§ **Exercise requirements**:
Exact reproduction of all the data is required, with pictures excluded.

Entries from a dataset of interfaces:
────

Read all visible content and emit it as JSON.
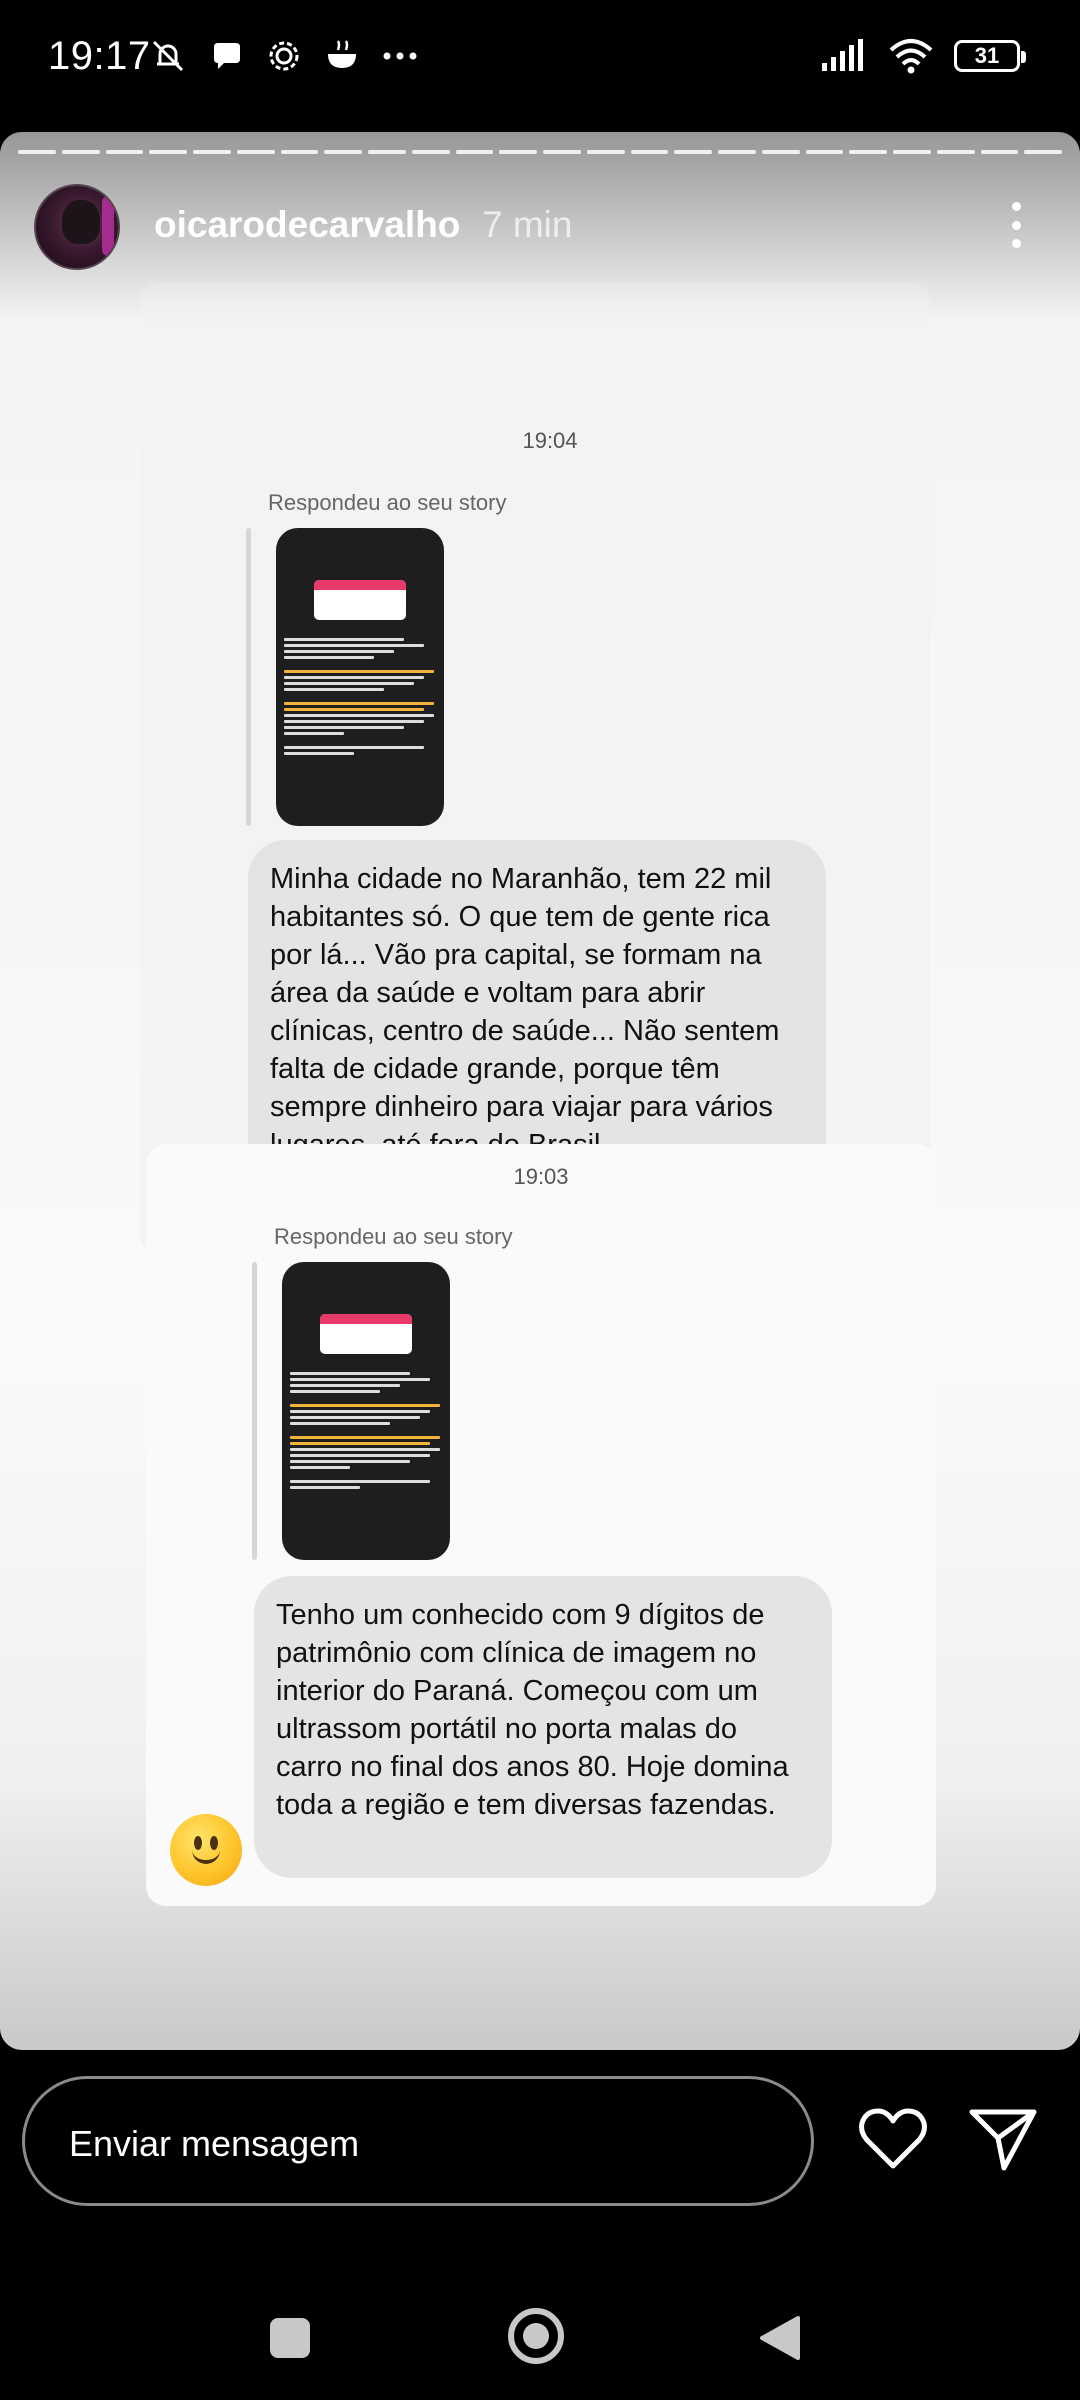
{
  "status_bar": {
    "time": "19:17",
    "battery": "31",
    "left_icons": [
      "mute-icon",
      "chat-icon",
      "settings-icon",
      "cooking-icon",
      "more-icon"
    ],
    "right_icons": [
      "signal-icon",
      "wifi-icon",
      "battery-icon"
    ]
  },
  "story": {
    "username": "oicarodecarvalho",
    "time_ago": "7 min",
    "progress_segments": 24
  },
  "messages": [
    {
      "time": "19:04",
      "replied_label": "Respondeu ao seu story",
      "text": "Minha cidade no Maranhão, tem 22 mil habitantes só. O que tem de gente rica por lá... Vão pra capital, se formam na área da saúde e voltam para abrir clínicas, centro de saúde... Não sentem falta de cidade grande, porque têm sempre dinheiro para viajar para vários lugares, até fora do Brasil."
    },
    {
      "time": "19:03",
      "replied_label": "Respondeu ao seu story",
      "text": "Tenho um conhecido com 9 dígitos de patrimônio com clínica de imagem no interior do Paraná. Começou com um ultrassom portátil no porta malas do carro no final dos anos 80. Hoje domina toda a região e tem diversas fazendas."
    }
  ],
  "composer": {
    "placeholder": "Enviar mensagem"
  },
  "colors": {
    "bubble": "#e4e4e4",
    "background": "#000000",
    "accent_pink": "#e83a6b"
  }
}
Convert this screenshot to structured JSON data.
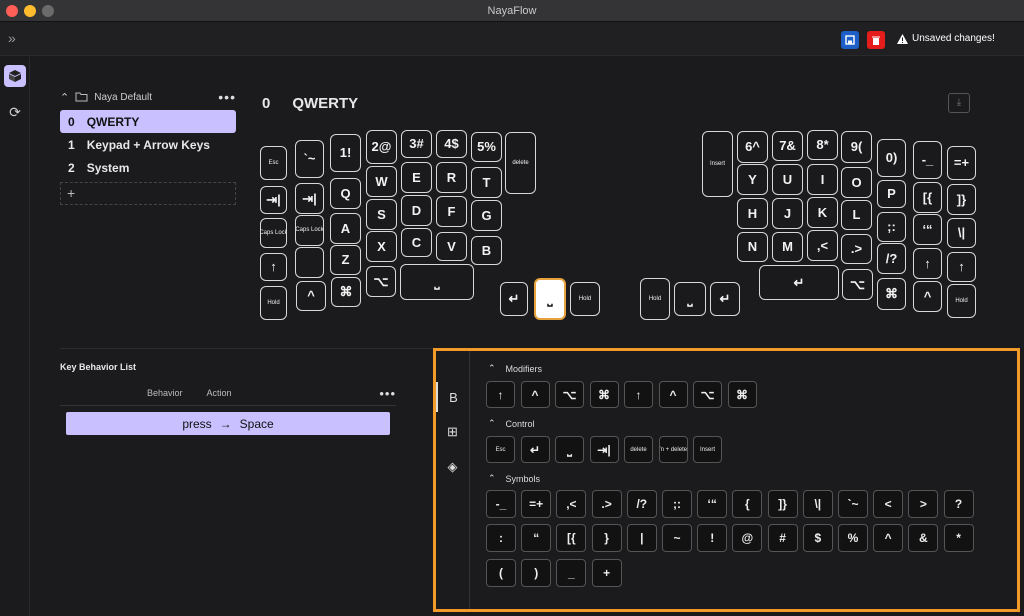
{
  "window": {
    "title": "NayaFlow"
  },
  "toolbar": {
    "expand_icon": "»",
    "unsaved": "Unsaved changes!",
    "save_color": "#1d5fc7",
    "discard_color": "#e51c1c"
  },
  "layers": {
    "profile": "Naya Default",
    "items": [
      {
        "index": "0",
        "name": "QWERTY"
      },
      {
        "index": "1",
        "name": "Keypad + Arrow Keys"
      },
      {
        "index": "2",
        "name": "System"
      }
    ],
    "add": "+"
  },
  "current_layer": {
    "index": "0",
    "name": "QWERTY"
  },
  "keyboard": {
    "left": [
      [
        "Esc",
        "`~",
        "1!",
        "2@",
        "3#",
        "4$",
        "5%",
        "delete"
      ],
      [
        "⇥|",
        "⇥|",
        "Q",
        "W",
        "E",
        "R",
        "T"
      ],
      [
        "Caps Lock",
        "Caps Lock",
        "A",
        "S",
        "D",
        "F",
        "G"
      ],
      [
        "↑",
        "",
        "Z",
        "X",
        "C",
        "V",
        "B"
      ],
      [
        "Hold",
        "^",
        "⌘",
        "⌥",
        "⎵"
      ],
      [
        "↵",
        "⎵",
        "Hold"
      ]
    ],
    "right": [
      [
        "Insert",
        "6^",
        "7&",
        "8*",
        "9(",
        "0)",
        "-_",
        "=+"
      ],
      [
        "Y",
        "U",
        "I",
        "O",
        "P",
        "[{",
        "]}"
      ],
      [
        "H",
        "J",
        "K",
        "L",
        ";:",
        "‘“",
        "\\|"
      ],
      [
        "N",
        "M",
        ",<",
        ".>",
        "/?",
        "↑",
        "↑"
      ],
      [
        "↵",
        "⌥",
        "⌘",
        "^",
        "Hold"
      ],
      [
        "Hold",
        "⎵",
        "↵"
      ]
    ]
  },
  "key_behavior": {
    "title": "Key Behavior List",
    "col_behavior": "Behavior",
    "col_action": "Action",
    "rows": [
      {
        "behavior": "press",
        "arrow": "→",
        "action": "Space"
      }
    ]
  },
  "picker": {
    "tabs": [
      "B",
      "⊞",
      "◈"
    ],
    "sections": {
      "modifiers": "Modifiers",
      "control": "Control",
      "symbols": "Symbols"
    },
    "modifiers": [
      "↑",
      "^",
      "⌥",
      "⌘",
      "↑",
      "^",
      "⌥",
      "⌘"
    ],
    "control": [
      "Esc",
      "↵",
      "⎵",
      "⇥|",
      "delete",
      "fn + delete",
      "Insert"
    ],
    "symbols": [
      "-_",
      "=+",
      ",<",
      ".>",
      "/?",
      ";:",
      "‘“",
      "{",
      "]}",
      "\\|",
      "`~",
      "<",
      ">",
      "?",
      ":",
      "“",
      "[{",
      "}",
      "|",
      "~",
      "!",
      "@",
      "#",
      "$",
      "%",
      "^",
      "&",
      "*",
      "(",
      ")",
      "_",
      "+"
    ]
  },
  "accent": "#c9c0ff"
}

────

§ **Task solution**:
Read all visible content and emit it as JSON.
{
  "status_bar": {
    "time": "19:17",
    "battery": "31",
    "left_icons": [
      "mute-icon",
      "chat-icon",
      "settings-icon",
      "cooking-icon",
      "more-icon"
    ],
    "right_icons": [
      "signal-icon",
      "wifi-icon",
      "battery-icon"
    ]
  },
  "story": {
    "username": "oicarodecarvalho",
    "time_ago": "7 min",
    "progress_segments": 24
  },
  "messages": [
    {
      "time": "19:04",
      "replied_label": "Respondeu ao seu story",
      "text": "Minha cidade no Maranhão, tem 22 mil habitantes só. O que tem de gente rica por lá... Vão pra capital, se formam na área da saúde e voltam para abrir clínicas, centro de saúde... Não sentem falta de cidade grande, porque têm sempre dinheiro para viajar para vários lugares, até fora do Brasil."
    },
    {
      "time": "19:03",
      "replied_label": "Respondeu ao seu story",
      "text": "Tenho um conhecido com 9 dígitos de patrimônio com clínica de imagem no interior do Paraná. Começou com um ultrassom portátil no porta malas do carro no final dos anos 80. Hoje domina toda a região e tem diversas fazendas."
    }
  ],
  "composer": {
    "placeholder": "Enviar mensagem"
  },
  "colors": {
    "bubble": "#e4e4e4",
    "background": "#000000",
    "accent_pink": "#e83a6b"
  }
}
Convert this screenshot to structured JSON data.
{
  "window": {
    "title": "NayaFlow"
  },
  "toolbar": {
    "expand_icon": "»",
    "unsaved": "Unsaved changes!",
    "save_color": "#1d5fc7",
    "discard_color": "#e51c1c"
  },
  "layers": {
    "profile": "Naya Default",
    "items": [
      {
        "index": "0",
        "name": "QWERTY"
      },
      {
        "index": "1",
        "name": "Keypad + Arrow Keys"
      },
      {
        "index": "2",
        "name": "System"
      }
    ],
    "add": "+"
  },
  "current_layer": {
    "index": "0",
    "name": "QWERTY"
  },
  "keyboard": {
    "left": [
      [
        "Esc",
        "`~",
        "1!",
        "2@",
        "3#",
        "4$",
        "5%",
        "delete"
      ],
      [
        "⇥|",
        "⇥|",
        "Q",
        "W",
        "E",
        "R",
        "T"
      ],
      [
        "Caps Lock",
        "Caps Lock",
        "A",
        "S",
        "D",
        "F",
        "G"
      ],
      [
        "↑",
        "",
        "Z",
        "X",
        "C",
        "V",
        "B"
      ],
      [
        "Hold",
        "^",
        "⌘",
        "⌥",
        "⎵"
      ],
      [
        "↵",
        "⎵",
        "Hold"
      ]
    ],
    "right": [
      [
        "Insert",
        "6^",
        "7&",
        "8*",
        "9(",
        "0)",
        "-_",
        "=+"
      ],
      [
        "Y",
        "U",
        "I",
        "O",
        "P",
        "[{",
        "]}"
      ],
      [
        "H",
        "J",
        "K",
        "L",
        ";:",
        "‘“",
        "\\|"
      ],
      [
        "N",
        "M",
        ",<",
        ".>",
        "/?",
        "↑",
        "↑"
      ],
      [
        "↵",
        "⌥",
        "⌘",
        "^",
        "Hold"
      ],
      [
        "Hold",
        "⎵",
        "↵"
      ]
    ]
  },
  "key_behavior": {
    "title": "Key Behavior List",
    "col_behavior": "Behavior",
    "col_action": "Action",
    "rows": [
      {
        "behavior": "press",
        "arrow": "→",
        "action": "Space"
      }
    ]
  },
  "picker": {
    "tabs": [
      "B",
      "⊞",
      "◈"
    ],
    "sections": {
      "modifiers": "Modifiers",
      "control": "Control",
      "symbols": "Symbols"
    },
    "modifiers": [
      "↑",
      "^",
      "⌥",
      "⌘",
      "↑",
      "^",
      "⌥",
      "⌘"
    ],
    "control": [
      "Esc",
      "↵",
      "⎵",
      "⇥|",
      "delete",
      "fn + delete",
      "Insert"
    ],
    "symbols": [
      "-_",
      "=+",
      ",<",
      ".>",
      "/?",
      ";:",
      "‘“",
      "{",
      "]}",
      "\\|",
      "`~",
      "<",
      ">",
      "?",
      ":",
      "“",
      "[{",
      "}",
      "|",
      "~",
      "!",
      "@",
      "#",
      "$",
      "%",
      "^",
      "&",
      "*",
      "(",
      ")",
      "_",
      "+"
    ]
  },
  "accent": "#c9c0ff"
}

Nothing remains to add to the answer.